Start of The data

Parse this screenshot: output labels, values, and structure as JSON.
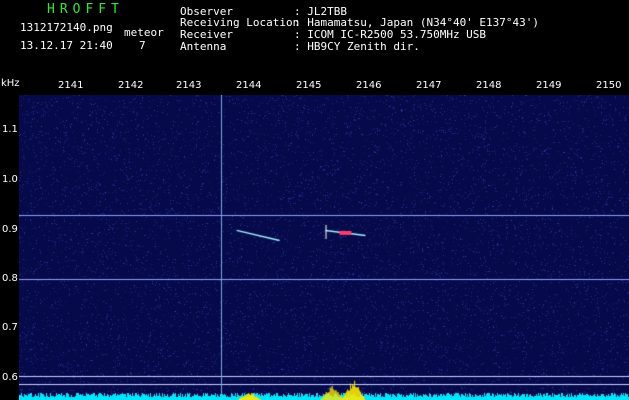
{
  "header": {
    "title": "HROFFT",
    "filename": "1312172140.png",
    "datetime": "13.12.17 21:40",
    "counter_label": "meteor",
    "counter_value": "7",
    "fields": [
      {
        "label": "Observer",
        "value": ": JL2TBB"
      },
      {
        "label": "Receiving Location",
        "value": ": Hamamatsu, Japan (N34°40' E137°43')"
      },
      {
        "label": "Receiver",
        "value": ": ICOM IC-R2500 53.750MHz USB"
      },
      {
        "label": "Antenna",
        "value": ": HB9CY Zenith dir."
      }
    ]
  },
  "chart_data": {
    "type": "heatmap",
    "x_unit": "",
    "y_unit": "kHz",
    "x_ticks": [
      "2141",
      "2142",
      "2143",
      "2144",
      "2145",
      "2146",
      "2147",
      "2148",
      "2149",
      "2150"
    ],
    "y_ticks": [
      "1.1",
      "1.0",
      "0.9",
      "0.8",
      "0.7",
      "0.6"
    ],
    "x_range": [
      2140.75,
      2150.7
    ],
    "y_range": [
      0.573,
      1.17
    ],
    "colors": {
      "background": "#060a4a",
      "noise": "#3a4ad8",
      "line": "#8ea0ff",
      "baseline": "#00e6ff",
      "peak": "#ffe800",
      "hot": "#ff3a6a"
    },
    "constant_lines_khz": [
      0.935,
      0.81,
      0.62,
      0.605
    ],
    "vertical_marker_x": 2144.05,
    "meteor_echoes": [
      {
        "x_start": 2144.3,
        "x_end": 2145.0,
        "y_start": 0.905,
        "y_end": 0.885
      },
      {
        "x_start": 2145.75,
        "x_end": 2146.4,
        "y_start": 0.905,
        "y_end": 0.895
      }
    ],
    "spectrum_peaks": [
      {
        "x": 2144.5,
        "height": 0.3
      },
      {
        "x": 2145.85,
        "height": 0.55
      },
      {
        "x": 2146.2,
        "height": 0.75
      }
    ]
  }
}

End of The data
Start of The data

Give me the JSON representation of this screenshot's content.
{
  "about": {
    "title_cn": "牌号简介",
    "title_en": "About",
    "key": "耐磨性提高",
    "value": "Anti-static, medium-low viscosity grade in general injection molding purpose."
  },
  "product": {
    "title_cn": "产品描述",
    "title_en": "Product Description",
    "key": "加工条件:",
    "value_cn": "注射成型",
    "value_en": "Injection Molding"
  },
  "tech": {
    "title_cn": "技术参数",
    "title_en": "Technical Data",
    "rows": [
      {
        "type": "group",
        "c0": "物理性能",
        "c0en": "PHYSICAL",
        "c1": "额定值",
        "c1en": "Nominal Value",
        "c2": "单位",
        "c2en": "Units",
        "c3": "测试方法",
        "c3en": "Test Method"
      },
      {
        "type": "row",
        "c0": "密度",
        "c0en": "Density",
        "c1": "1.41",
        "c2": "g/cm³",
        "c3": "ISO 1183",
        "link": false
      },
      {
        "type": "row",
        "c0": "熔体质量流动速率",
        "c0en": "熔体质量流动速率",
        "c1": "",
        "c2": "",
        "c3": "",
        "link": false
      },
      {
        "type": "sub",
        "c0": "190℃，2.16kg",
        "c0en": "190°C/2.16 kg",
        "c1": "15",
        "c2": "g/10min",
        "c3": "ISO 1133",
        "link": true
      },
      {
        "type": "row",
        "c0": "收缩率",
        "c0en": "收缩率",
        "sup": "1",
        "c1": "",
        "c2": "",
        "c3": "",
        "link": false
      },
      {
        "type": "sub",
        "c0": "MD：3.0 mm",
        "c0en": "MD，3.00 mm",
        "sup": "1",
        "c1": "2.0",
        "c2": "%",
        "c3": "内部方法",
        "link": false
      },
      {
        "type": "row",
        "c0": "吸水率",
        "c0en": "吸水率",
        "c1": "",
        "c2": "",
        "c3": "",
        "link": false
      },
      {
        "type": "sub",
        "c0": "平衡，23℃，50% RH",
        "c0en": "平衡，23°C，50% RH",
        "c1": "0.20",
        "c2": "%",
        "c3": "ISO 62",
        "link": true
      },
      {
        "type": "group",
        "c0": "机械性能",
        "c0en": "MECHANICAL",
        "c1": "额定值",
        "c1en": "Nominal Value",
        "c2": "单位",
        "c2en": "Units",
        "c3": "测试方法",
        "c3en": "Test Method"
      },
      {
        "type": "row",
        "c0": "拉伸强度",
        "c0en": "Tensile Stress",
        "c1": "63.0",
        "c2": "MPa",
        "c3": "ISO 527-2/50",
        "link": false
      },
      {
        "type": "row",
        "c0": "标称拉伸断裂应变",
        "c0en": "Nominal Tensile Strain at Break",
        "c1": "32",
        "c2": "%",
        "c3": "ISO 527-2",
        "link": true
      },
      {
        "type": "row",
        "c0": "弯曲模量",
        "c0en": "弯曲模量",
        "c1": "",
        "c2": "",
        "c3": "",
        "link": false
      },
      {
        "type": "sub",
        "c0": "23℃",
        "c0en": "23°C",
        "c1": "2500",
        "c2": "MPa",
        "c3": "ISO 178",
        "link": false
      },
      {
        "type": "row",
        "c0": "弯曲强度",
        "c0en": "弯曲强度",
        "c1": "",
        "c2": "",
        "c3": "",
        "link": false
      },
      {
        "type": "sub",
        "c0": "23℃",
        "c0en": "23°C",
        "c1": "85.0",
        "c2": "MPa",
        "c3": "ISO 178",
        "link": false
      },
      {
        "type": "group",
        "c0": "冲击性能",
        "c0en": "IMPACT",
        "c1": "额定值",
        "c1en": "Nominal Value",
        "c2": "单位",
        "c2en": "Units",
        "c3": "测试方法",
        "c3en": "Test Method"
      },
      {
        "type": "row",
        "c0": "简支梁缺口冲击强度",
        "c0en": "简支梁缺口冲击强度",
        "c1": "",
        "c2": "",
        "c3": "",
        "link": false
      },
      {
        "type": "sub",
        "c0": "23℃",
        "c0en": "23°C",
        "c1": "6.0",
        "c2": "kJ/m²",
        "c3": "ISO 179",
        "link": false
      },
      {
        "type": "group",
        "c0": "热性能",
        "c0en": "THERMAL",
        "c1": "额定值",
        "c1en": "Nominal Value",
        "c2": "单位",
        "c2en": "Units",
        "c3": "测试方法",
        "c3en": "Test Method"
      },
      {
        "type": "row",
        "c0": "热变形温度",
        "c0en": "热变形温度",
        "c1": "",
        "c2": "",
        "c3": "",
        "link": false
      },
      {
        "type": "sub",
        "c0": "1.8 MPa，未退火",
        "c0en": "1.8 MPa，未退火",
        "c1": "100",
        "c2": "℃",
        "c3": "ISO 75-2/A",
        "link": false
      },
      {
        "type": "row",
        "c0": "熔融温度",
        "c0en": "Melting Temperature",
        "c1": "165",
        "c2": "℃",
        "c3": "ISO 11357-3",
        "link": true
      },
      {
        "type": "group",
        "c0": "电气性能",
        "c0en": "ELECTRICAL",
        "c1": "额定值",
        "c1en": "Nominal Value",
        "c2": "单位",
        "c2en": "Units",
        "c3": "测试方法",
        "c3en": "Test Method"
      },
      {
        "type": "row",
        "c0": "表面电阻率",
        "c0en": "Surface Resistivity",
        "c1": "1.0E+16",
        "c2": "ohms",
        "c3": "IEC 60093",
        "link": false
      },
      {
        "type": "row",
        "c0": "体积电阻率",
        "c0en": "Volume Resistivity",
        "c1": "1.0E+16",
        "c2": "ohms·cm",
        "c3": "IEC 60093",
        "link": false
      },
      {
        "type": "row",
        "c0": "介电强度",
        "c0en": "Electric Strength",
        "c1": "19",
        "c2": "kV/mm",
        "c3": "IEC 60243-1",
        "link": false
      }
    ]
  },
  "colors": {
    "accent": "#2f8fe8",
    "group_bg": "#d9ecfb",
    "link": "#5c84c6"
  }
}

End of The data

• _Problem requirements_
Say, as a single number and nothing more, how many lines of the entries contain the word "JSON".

• _Task output_
2